All research outputs
#84
of 16,094,474 outputs
Outputs from Clinical Microbiology Reviews
#1
of 984 outputs
Outputs of similar age
#2
of 281,028 outputs
Outputs of similar age from Clinical Microbiology Reviews
#1
of 7 outputs
Altmetric has tracked 16,094,474 research outputs across all sources so far. Compared to these this one has done particularly well and is in the 99th percentile: it's in the top 5% of all research outputs ever tracked by Altmetric.
So far Altmetric has tracked 984 research outputs from this source. They typically receive a lot more attention than average, with a mean Attention Score of 22.2. This one has done particularly well, scoring higher than 99% of its peers.
Older research outputs will score higher simply because they've had more time to accumulate mentions. To account for age we can compare this Altmetric Attention Score to the 281,028 tracked outputs that were published within six weeks on either side of this one in any source. This one has done particularly well, scoring higher than 99% of its contemporaries.

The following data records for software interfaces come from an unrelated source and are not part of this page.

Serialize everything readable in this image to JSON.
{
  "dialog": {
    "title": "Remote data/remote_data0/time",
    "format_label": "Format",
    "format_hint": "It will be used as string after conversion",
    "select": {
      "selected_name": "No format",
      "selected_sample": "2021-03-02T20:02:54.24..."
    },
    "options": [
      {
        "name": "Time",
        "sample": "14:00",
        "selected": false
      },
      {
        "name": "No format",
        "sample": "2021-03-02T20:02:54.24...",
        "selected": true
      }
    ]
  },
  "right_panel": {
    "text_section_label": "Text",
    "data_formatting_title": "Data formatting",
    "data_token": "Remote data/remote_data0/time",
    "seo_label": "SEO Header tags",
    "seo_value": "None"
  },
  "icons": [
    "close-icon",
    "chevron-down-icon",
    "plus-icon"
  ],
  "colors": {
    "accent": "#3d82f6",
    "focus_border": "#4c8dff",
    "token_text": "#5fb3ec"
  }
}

We're also able to compare this research output to 7 others from the same source and published within six weeks on either side of this one. This one has scored higher than all of them